A child begins to cry and a parent quickly says, “There, there, don’t cry. It’s all right. There’s nothing to cry about.” How many of us have said things like this?
When we were growing up, how many times did we hear this?
Then there is the demeaning and discounting message often sent to boys: “Stop crying—big boys don’t cry!”
Some of us may have heard the message, “Stop crying or I’ll give you something to cry about!”
And who can forget Tom Hanks lamenting, “There’s no crying in baseball!” in the popular movie A League of Their Own.
Why do people say these things?
Often, the motive that underlies these messages is the desire to be comforting and encourage the child to stop feeling sad, instead to shift to a happier place.
While that sounds like a positive response, many experts on emotional and relational health tell us to respond differently.
Someone shared with me a wonderful list created by the Gottman Institute* of what to say, instead of some of these potentially discounting messages: “Crying is a healthy and necessary way for kids to express their feelings. By saying ‘stop crying’ we send the message that their feelings are not important, not valid, are silly or annoying.”
Here are the recommendations they make:
It’s okay to be sad.
This is really hard for you.
I’m here with you.
Tell me about it.
I hear you.
That was really scary, sad, etc.
I will help you work it out.
I hear that you need space.
I want to be here for you.
I’ll stay close so you can find me when you’re ready.
It doesn’t feel fair.
Many of us did not receive these kinds of messages when we cried, and therefore, they are not a part of our internal repertoire of responses to crying. It can be helpful to print out the list and post it on the refrigerator or in some other place where it is easily accessible, to serve as a reminder when those moments arise that cause one of your children to cry.
Letting children cry in the comfort and security of loving parents who appreciate their crying is normal, healthy, and accepted gives children the freedom to be real about their emotions.
It can be a challenge for parents who were told to not cry as children to let go of their loyalty to those messages.
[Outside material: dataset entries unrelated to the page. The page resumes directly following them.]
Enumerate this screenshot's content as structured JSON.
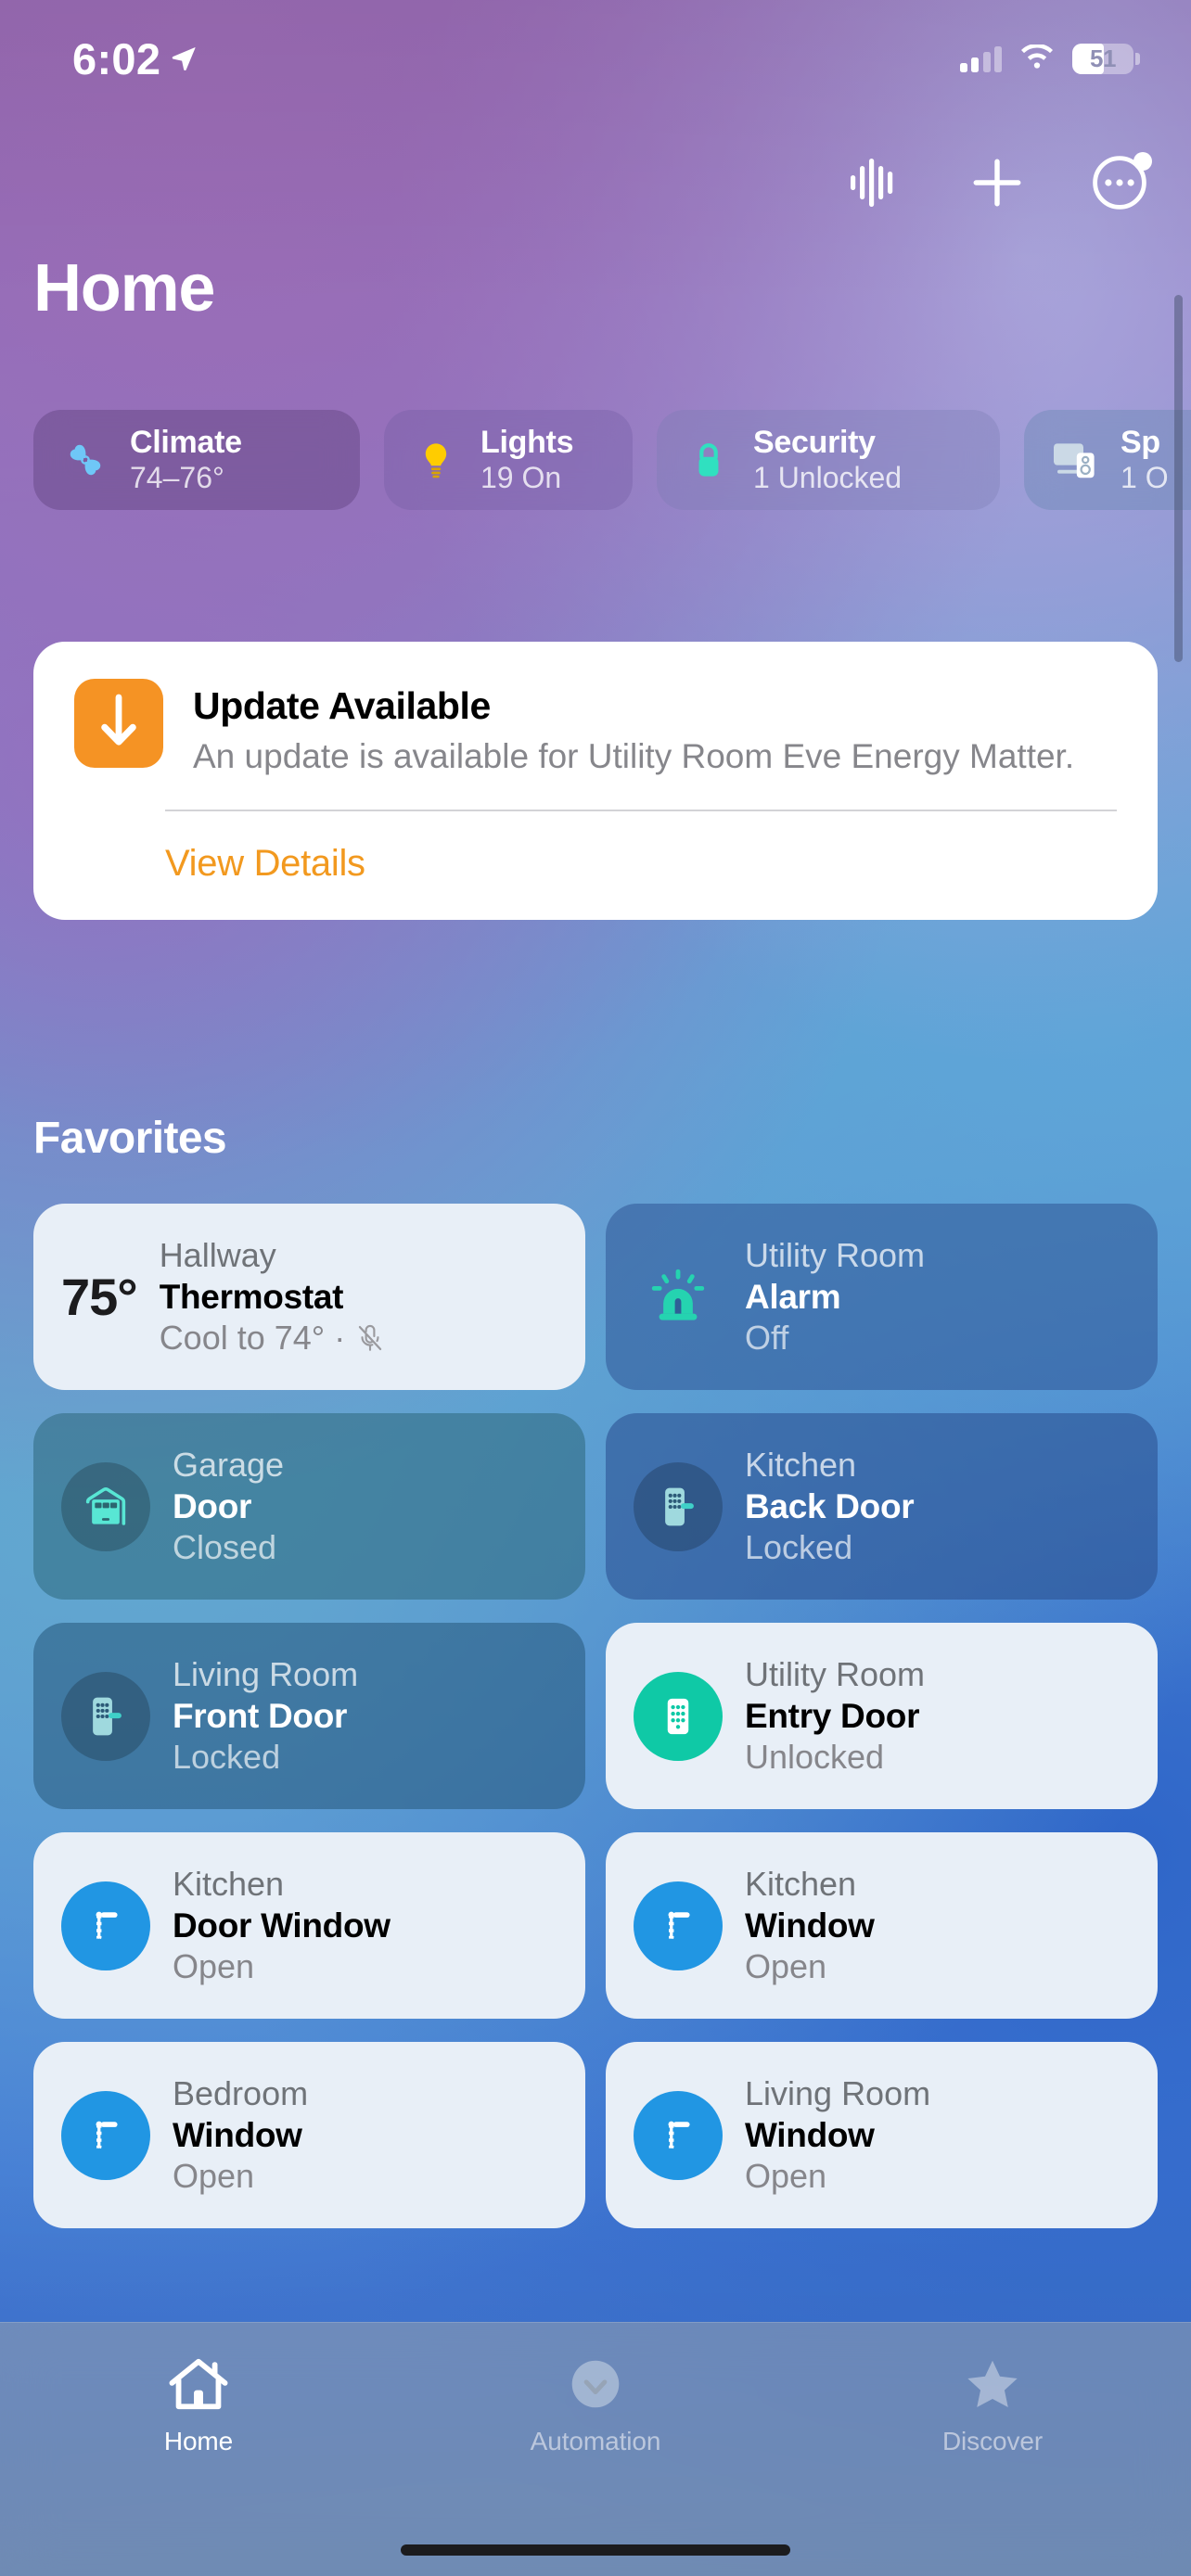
{
  "status_bar": {
    "time": "6:02",
    "location_icon": "location-arrow-icon",
    "cellular_icon": "cellular-bars-icon",
    "wifi_icon": "wifi-icon",
    "battery_percent": "51",
    "battery_icon": "battery-icon"
  },
  "nav": {
    "soundwave_label": "soundwave-icon",
    "add_label": "plus-icon",
    "more_label": "ellipsis-circle-icon"
  },
  "header": {
    "title": "Home"
  },
  "categories": [
    {
      "name": "Climate",
      "status": "74–76°",
      "icon": "fan-icon"
    },
    {
      "name": "Lights",
      "status": "19 On",
      "icon": "lightbulb-icon"
    },
    {
      "name": "Security",
      "status": "1 Unlocked",
      "icon": "lock-icon"
    },
    {
      "name": "Sp",
      "status": "1 O",
      "icon": "speaker-tv-icon"
    }
  ],
  "update_card": {
    "icon": "download-arrow-icon",
    "title": "Update Available",
    "description": "An update is available for Utility Room Eve Energy Matter.",
    "action_label": "View Details",
    "accent_color": "#F2991F"
  },
  "favorites": {
    "heading": "Favorites",
    "tiles": [
      {
        "room": "Hallway",
        "name": "Thermostat",
        "state": "Cool to 74° ·",
        "temperature": "75°",
        "icon": "thermostat-icon",
        "trailing_icon": "mic-off-icon",
        "theme": "light"
      },
      {
        "room": "Utility Room",
        "name": "Alarm",
        "state": "Off",
        "icon": "siren-icon",
        "theme": "dark"
      },
      {
        "room": "Garage",
        "name": "Door",
        "state": "Closed",
        "icon": "garage-door-icon",
        "theme": "dark"
      },
      {
        "room": "Kitchen",
        "name": "Back Door",
        "state": "Locked",
        "icon": "keypad-lock-icon",
        "theme": "dark"
      },
      {
        "room": "Living Room",
        "name": "Front Door",
        "state": "Locked",
        "icon": "keypad-lock-icon",
        "theme": "dark"
      },
      {
        "room": "Utility Room",
        "name": "Entry Door",
        "state": "Unlocked",
        "icon": "keypad-lock-icon",
        "theme": "light"
      },
      {
        "room": "Kitchen",
        "name": "Door Window",
        "state": "Open",
        "icon": "window-open-icon",
        "theme": "light"
      },
      {
        "room": "Kitchen",
        "name": "Window",
        "state": "Open",
        "icon": "window-open-icon",
        "theme": "light"
      },
      {
        "room": "Bedroom",
        "name": "Window",
        "state": "Open",
        "icon": "window-open-icon",
        "theme": "light"
      },
      {
        "room": "Living Room",
        "name": "Window",
        "state": "Open",
        "icon": "window-open-icon",
        "theme": "light"
      }
    ]
  },
  "tab_bar": [
    {
      "label": "Home",
      "icon": "house-icon",
      "active": true
    },
    {
      "label": "Automation",
      "icon": "automation-icon",
      "active": false
    },
    {
      "label": "Discover",
      "icon": "star-icon",
      "active": false
    }
  ]
}
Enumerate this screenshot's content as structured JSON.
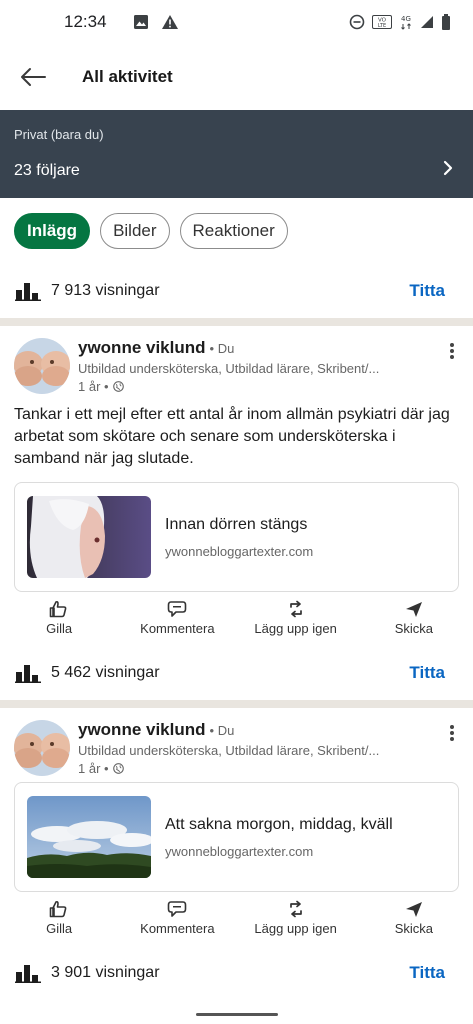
{
  "status_bar": {
    "time": "12:34",
    "network": "4G"
  },
  "header": {
    "title": "All aktivitet"
  },
  "banner": {
    "subtitle": "Privat (bara du)",
    "followers": "23 följare"
  },
  "filters": [
    {
      "label": "Inlägg",
      "active": true
    },
    {
      "label": "Bilder",
      "active": false
    },
    {
      "label": "Reaktioner",
      "active": false
    }
  ],
  "views_top": {
    "text": "7 913 visningar",
    "link": "Titta"
  },
  "posts": [
    {
      "author": "ywonne viklund",
      "degree": "• Du",
      "headline": "Utbildad undersköterska, Utbildad lärare, Skribent/...",
      "time": "1 år •",
      "text": "Tankar i ett mejl efter ett antal år inom allmän psykiatri där jag arbetat som skötare och senare som undersköterska i samband när jag slutade.",
      "link_title": "Innan dörren stängs",
      "link_domain": "ywonnebloggartexter.com",
      "actions": [
        "Gilla",
        "Kommentera",
        "Lägg upp igen",
        "Skicka"
      ],
      "views": "5 462 visningar",
      "views_link": "Titta"
    },
    {
      "author": "ywonne viklund",
      "degree": "• Du",
      "headline": "Utbildad undersköterska, Utbildad lärare, Skribent/...",
      "time": "1 år •",
      "link_title": "Att sakna morgon, middag, kväll",
      "link_domain": "ywonnebloggartexter.com",
      "actions": [
        "Gilla",
        "Kommentera",
        "Lägg upp igen",
        "Skicka"
      ],
      "views": "3 901 visningar",
      "views_link": "Titta"
    }
  ],
  "colors": {
    "accent_green": "#057642",
    "link_blue": "#0a66c2",
    "banner_bg": "#38434f"
  }
}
Chances are your parents, grandparents and other family members were only passing on what was told to them. If they knew what science and research has recently taught us, as in what the Gottman Institute shares, they might have responded differently.
How we allow ourselves to express our sad feelings is a great model for our children.
Over time, children can learn to comfort others by using some of these suggested responses. They become deeply imprinted in their minds because they are messages received directly from their parents, and not artificial messages they have to learn like some adults who may have past loyalties to old ones.
Invitation for Reflection
- How did the adults in your life respond when you cried as a child? What messages did their responses create inside you about the appropriateness of crying?
- How comfortable are you with saying some of the things on the list the Gottman Institute has shared with us? Are you willing to put aside the messages that communicate that crying is unacceptable and shift instead to messages that allow children to embrace their tears?
*Note: The Gottman Institute focuses on relationships and promoting relational health. They have been doing outstanding work in this field for decades. I highly recommend readers take a few minutes to explore their excellent website and check out some of the books written by John Gottman, such as The Relationship Cure.